Perhaps you are not feeling so hopeful at this stage in this journey we have all been on. After all, we’ve only just come out of Lockdown 3.0, and there remains a very deep sense of flux and uncertainty about the immediate future. There are large numbers of families who have been deeply wounded by the isolation from family and community, by the loss of business and cultural engagement, and by the lingering effects of unemployment and health issues. The fatigue of this pandemic sits heavily on our collective shoulders, and there are concerns about the effectiveness, safety and ethics of the vaccines to be offered.

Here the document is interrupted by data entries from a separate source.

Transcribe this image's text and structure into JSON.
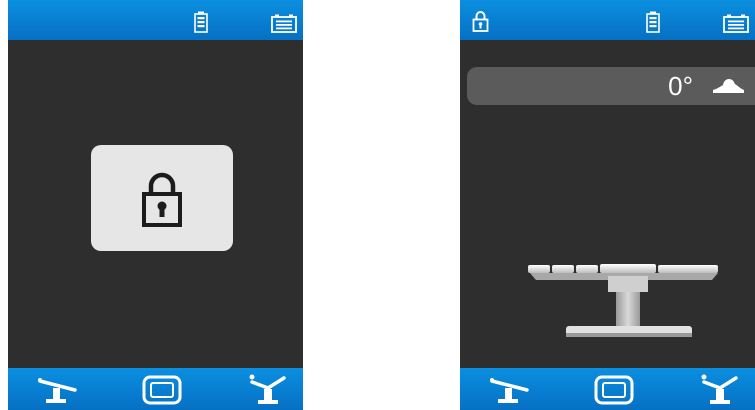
{
  "left_panel": {
    "top_bar": {
      "icons": [
        "battery-icon",
        "mains-power-icon"
      ]
    },
    "center": {
      "icon": "padlock-icon",
      "state": "locked"
    },
    "bottom_bar": {
      "icons": [
        "table-flat-icon",
        "screen-mode-icon",
        "table-beach-chair-icon"
      ]
    }
  },
  "right_panel": {
    "top_bar": {
      "icons": [
        "padlock-icon",
        "battery-icon",
        "mains-power-icon"
      ]
    },
    "angle": {
      "value": "0°",
      "icon": "tilt-indicator-icon"
    },
    "table_graphic": {
      "icon": "operating-table-icon"
    },
    "bottom_bar": {
      "icons": [
        "table-flat-icon",
        "screen-mode-icon",
        "table-beach-chair-icon"
      ]
    }
  },
  "colors": {
    "bar_blue": "#0670c4",
    "screen_bg": "#2e2e2e",
    "tile_bg": "#e6e6e6",
    "angle_bar_bg": "#5b5b5b"
  }
}
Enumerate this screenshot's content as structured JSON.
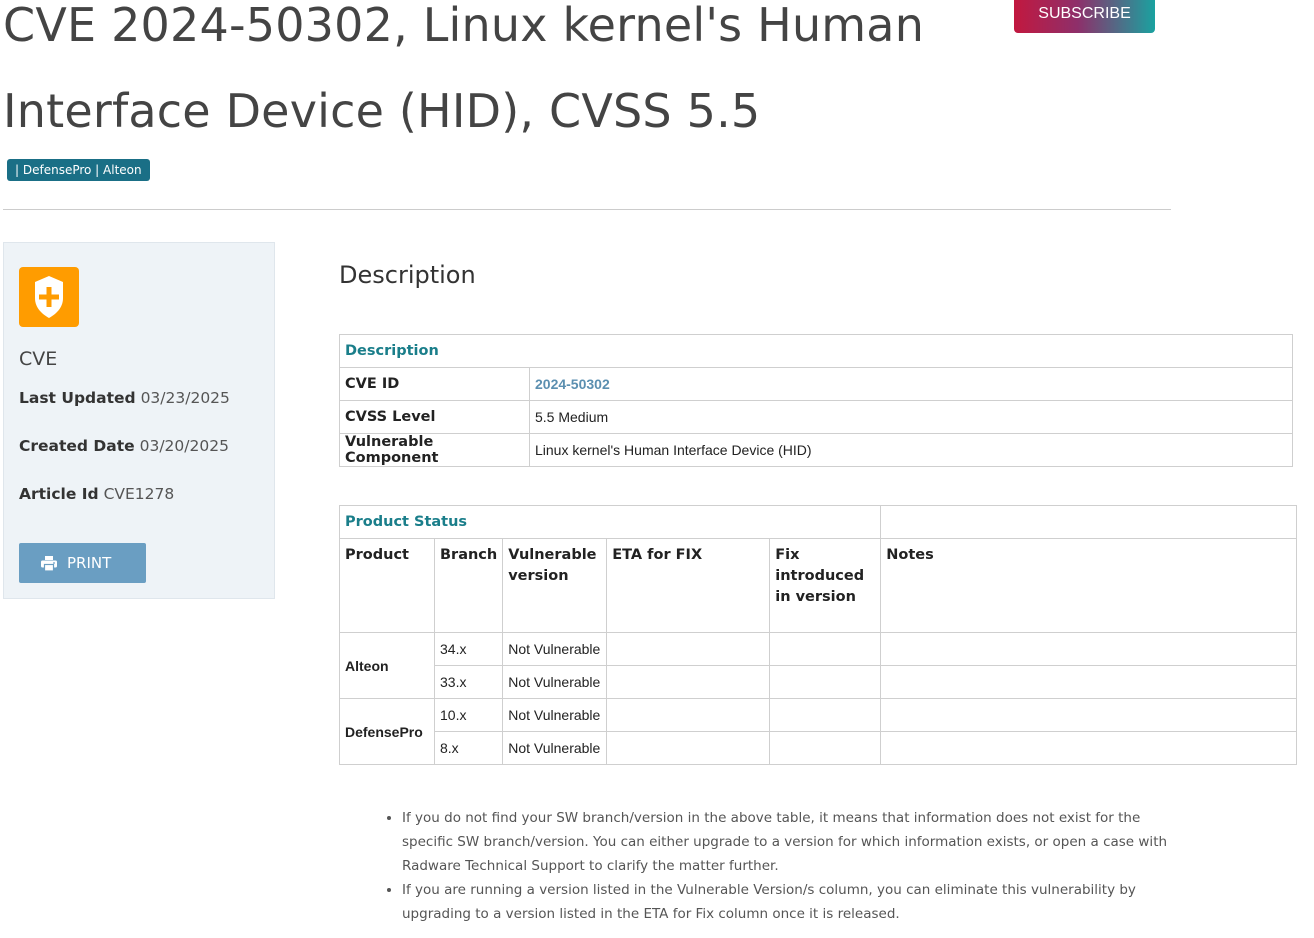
{
  "page": {
    "title": "CVE 2024-50302, Linux kernel's Human Interface Device (HID), CVSS 5.5",
    "subscribe_label": "SUBSCRIBE",
    "tags": "| DefensePro | Alteon"
  },
  "sidebar": {
    "icon": "shield-plus-icon",
    "type": "CVE",
    "last_updated_label": "Last Updated",
    "last_updated": "03/23/2025",
    "created_label": "Created Date",
    "created": "03/20/2025",
    "article_label": "Article Id",
    "article_id": "CVE1278",
    "print_label": "PRINT",
    "print_icon": "printer-icon"
  },
  "main": {
    "section_title": "Description",
    "description_table": {
      "header": "Description",
      "rows": [
        {
          "label": "CVE ID",
          "value": "2024-50302"
        },
        {
          "label": "CVSS Level",
          "value": "5.5 Medium"
        },
        {
          "label": "Vulnerable Component",
          "value": "Linux kernel's Human Interface Device (HID)"
        }
      ]
    },
    "product_table": {
      "header": "Product Status",
      "columns": [
        "Product",
        "Branch",
        "Vulnerable version",
        "ETA for FIX",
        "Fix introduced in version",
        "Notes"
      ],
      "groups": [
        {
          "product": "Alteon",
          "rows": [
            {
              "branch": "34.x",
              "vulnerable": "Not Vulnerable",
              "eta": "",
              "fix": "",
              "notes": ""
            },
            {
              "branch": "33.x",
              "vulnerable": "Not Vulnerable",
              "eta": "",
              "fix": "",
              "notes": ""
            }
          ]
        },
        {
          "product": "DefensePro",
          "rows": [
            {
              "branch": "10.x",
              "vulnerable": "Not Vulnerable",
              "eta": "",
              "fix": "",
              "notes": ""
            },
            {
              "branch": "8.x",
              "vulnerable": "Not Vulnerable",
              "eta": "",
              "fix": "",
              "notes": ""
            }
          ]
        }
      ]
    },
    "notes": [
      "If you do not find your SW branch/version in the above table, it means that information does not exist for the specific SW branch/version. You can either upgrade to a version for which information exists, or open a case with Radware Technical Support to clarify the matter further.",
      "If you are running a version listed in the Vulnerable Version/s column, you can eliminate this vulnerability by upgrading to a version listed in the ETA for Fix column once it is released."
    ]
  }
}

If this is a fair description of where we find ourselves at present in this COVID flood, why would I be proposing to you a word of hope and relief? Because I believe that the path from death to life, from destruction to re-creation, from drowning to saving is permanently marked by the One who took that path on behalf of all humanity, our Saviour Jesus Christ. If we each believe this – even if we need to constantly repeat to ourselves, “Lord, I believe; help my unbelief” (Mark 9:24) – then we are making an act of trust that the death and resurrection of Christ defines our future.
We became part of this journey when we were baptised, when we were plunged into another, different ‘flood’ that rescued us from the permanency of death, bringing us the promise of life in Christ. In this particular ‘flood’ that is baptism, we have ourselves been immersed into Christ Jesus – we have shared in his death and received the new life of His resurrection. This ‘flood’ has changed us, so that we might see the world, and live in it, from the perspective of God’s eternal hope for our future.
For this reason do I hold out hope in the midst of the circumstances in which we are presently engulfed. The Lord will find a way; our task is to discover it, and then live it. We are marked with the death and resurrection of Jesus Christ; as such, we have been re-configured to see the world before us through the lens of our redemption.
As we each stand at the threshold of this Lent of 2021, wondering what it might have in store, I want to offer you a word of encouragement and hope. God will not let us be destroyed; he has our back. As we begin our spiritual journey to the foot of the cross of Jesus Christ, and then on to the empty tomb, know that you are not abandoned, and then work so that we do not abandon each other in our needs.
Archbishop Peter A Comensoli27 January 2021